TASK STATEMENT: Lines below containing the word "feature" should be copied out.

RECORDS SHOWN:
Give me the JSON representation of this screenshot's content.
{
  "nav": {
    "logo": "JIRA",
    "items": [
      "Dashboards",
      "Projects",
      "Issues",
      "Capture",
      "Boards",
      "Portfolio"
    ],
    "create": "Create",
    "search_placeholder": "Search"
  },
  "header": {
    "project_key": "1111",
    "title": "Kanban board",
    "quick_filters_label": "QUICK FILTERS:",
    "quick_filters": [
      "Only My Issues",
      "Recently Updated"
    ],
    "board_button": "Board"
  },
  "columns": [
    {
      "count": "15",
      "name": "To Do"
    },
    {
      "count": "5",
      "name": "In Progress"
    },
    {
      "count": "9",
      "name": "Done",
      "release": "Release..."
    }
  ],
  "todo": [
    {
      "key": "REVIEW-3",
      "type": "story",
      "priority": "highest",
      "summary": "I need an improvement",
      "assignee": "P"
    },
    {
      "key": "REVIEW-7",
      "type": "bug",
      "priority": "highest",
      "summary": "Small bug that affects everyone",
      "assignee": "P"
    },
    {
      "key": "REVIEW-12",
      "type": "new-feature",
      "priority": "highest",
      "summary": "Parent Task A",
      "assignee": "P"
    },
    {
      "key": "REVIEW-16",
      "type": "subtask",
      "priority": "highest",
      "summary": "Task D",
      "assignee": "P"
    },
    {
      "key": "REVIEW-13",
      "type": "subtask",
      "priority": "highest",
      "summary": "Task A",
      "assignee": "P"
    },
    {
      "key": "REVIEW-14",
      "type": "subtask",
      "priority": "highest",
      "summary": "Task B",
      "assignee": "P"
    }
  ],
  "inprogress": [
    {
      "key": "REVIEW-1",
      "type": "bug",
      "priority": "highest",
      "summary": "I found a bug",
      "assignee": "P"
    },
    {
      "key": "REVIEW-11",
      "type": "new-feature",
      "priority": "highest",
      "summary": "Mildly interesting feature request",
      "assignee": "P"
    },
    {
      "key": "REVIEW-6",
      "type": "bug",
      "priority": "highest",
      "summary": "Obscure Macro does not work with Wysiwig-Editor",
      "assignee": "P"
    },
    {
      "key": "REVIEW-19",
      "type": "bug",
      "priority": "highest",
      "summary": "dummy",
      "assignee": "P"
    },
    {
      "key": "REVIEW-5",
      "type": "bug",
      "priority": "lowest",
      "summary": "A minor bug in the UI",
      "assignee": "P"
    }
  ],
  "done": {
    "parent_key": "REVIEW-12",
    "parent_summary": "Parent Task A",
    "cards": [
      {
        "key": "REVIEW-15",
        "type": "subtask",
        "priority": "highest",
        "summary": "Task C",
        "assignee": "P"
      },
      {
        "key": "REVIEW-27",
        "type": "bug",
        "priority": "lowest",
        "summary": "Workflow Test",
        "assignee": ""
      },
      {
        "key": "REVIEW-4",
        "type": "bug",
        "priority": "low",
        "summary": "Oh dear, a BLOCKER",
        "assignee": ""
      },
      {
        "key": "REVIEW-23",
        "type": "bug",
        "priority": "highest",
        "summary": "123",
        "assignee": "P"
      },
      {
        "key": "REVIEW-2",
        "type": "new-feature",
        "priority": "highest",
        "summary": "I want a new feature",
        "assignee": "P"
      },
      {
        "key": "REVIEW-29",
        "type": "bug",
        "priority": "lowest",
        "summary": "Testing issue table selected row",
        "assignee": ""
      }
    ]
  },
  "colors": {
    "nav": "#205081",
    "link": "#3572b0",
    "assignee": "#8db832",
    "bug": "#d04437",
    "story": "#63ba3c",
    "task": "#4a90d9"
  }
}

PROBLEM SOLUTION:
      "type": "new-feature",
      "type": "new-feature",
      "summary": "Mildly interesting feature request",
        "type": "new-feature",
        "summary": "I want a new feature",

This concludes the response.